It will be interesting to see if his staff makes him more available to the press going forward. After all, as political consultant Dennis Bailey recently noted on WGAN 560, the governor can’t do public relations “by hologram.”
LePage probably can’t run for reelection via “hologram” either.
LePage believes that some members of the Maine Charter School Commission are too cowed by special interest groups to green-light new school proposals. But one wonders if he still believes that’s true of commission chairwoman Jana Lapoint.
Lapoint had some tough comments for the governor in the Portland Press Herald, arguing that while the governor thinks the commission is moving too slowly, the people of Maine would be concerned if the overworked, underpaid panel moved any faster approving schools.
Lapoint reiterated those points during an interview on WGAN Thursday. Not only was the commission not intimidated by anti-charter groups, she said, but it wasn’t afraid of LePage, either.
LePage will release his two-year budget on Friday. No specifics about the proposal have been released but there are early indications that the Department of Health and Human Services is going to take a big hit.
DHHS Commissioner Mary Mayhew briefed the Legislature’s budget-writing committee on the $13.4 million her agency must shed to meet the governor’s across the board spending cuts for the current fiscal year.
Mayhew didn’t bring up the two-year budget, but she used her opening remarks to emphasize that DHHS has a $3.4 billion budget and 3,400 employees.
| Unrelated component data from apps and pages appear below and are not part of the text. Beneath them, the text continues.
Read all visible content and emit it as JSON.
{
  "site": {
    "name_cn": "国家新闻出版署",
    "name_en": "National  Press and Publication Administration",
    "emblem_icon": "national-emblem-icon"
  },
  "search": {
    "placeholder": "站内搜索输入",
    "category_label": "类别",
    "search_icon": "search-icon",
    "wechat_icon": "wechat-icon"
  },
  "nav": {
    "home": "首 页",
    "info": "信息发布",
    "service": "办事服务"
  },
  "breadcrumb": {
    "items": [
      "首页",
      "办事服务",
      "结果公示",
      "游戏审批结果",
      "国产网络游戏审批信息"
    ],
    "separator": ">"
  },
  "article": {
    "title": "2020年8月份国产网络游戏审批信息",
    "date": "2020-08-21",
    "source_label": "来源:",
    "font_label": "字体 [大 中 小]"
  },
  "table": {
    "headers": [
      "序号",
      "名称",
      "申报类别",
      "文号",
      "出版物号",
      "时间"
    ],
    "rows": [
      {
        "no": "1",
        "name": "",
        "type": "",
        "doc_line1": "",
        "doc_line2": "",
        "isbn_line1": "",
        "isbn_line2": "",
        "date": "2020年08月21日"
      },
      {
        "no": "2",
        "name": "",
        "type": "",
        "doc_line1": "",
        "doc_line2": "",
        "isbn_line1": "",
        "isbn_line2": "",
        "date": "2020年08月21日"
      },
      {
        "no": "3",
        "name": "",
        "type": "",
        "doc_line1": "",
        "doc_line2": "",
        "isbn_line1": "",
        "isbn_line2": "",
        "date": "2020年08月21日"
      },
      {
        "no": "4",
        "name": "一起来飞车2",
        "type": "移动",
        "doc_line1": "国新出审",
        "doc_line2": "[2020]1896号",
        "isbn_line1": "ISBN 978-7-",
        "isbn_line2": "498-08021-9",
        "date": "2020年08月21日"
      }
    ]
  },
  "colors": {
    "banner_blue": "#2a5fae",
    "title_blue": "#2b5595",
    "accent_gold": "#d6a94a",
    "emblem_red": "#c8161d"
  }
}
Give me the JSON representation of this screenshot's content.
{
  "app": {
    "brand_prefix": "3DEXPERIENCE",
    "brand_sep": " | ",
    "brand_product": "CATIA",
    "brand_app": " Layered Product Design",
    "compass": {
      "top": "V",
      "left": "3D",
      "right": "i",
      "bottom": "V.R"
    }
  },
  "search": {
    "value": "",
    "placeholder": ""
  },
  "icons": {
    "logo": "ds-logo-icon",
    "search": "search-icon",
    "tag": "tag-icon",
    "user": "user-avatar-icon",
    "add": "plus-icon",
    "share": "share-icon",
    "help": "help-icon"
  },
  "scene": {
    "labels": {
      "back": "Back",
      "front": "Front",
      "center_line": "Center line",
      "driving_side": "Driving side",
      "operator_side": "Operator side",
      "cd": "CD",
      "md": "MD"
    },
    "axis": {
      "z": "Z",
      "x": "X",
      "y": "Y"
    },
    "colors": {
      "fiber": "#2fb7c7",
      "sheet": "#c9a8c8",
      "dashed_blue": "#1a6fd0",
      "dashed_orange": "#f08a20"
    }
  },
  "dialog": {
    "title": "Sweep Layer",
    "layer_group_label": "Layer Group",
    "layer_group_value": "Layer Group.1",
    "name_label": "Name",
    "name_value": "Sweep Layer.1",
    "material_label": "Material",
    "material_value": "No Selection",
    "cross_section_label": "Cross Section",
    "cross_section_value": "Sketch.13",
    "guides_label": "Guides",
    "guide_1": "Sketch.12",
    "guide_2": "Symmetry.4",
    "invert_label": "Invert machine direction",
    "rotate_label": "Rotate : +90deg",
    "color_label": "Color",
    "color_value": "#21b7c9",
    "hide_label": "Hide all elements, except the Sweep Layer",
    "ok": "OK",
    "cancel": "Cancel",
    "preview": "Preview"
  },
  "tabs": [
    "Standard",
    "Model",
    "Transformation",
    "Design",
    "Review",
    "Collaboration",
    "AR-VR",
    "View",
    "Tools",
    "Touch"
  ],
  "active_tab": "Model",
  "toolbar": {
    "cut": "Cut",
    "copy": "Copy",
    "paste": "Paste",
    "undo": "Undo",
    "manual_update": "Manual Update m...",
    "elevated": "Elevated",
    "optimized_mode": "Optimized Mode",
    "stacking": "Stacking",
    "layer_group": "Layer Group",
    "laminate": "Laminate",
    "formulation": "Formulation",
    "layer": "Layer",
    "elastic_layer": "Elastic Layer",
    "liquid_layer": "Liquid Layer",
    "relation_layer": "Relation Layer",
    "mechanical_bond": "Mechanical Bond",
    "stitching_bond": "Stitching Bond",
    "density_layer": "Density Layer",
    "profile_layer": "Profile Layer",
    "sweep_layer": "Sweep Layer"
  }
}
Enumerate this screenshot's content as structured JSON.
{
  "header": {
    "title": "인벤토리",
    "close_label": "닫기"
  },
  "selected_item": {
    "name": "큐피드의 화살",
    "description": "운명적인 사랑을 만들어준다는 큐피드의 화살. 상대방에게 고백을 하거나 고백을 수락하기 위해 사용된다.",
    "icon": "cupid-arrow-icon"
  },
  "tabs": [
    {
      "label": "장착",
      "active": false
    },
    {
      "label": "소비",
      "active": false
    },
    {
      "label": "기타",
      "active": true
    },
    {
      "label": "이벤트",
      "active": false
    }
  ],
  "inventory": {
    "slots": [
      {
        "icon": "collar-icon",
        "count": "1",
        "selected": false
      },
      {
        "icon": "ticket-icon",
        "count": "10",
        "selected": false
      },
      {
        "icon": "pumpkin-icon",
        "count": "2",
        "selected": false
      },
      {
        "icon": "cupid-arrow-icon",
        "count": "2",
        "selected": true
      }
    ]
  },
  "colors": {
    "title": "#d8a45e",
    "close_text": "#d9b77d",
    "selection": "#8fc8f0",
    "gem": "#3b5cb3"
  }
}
She also noted that if there was one common complaint about DHHS, it’s about the difficulty navigating the monolithic bureaucracy.
Was Mayhew telegraphing a big DHHS downsize?
After all, the Maine House Republicans, which may actually have a clue of what’s in the budget, have been pushing out opinion pieces to the media that say DHHS budget issues has come at the expense of education funding.
Steve Mistler covers politics and government for the Portland Press Herald. He spends a lot of time in the hallways of the State House.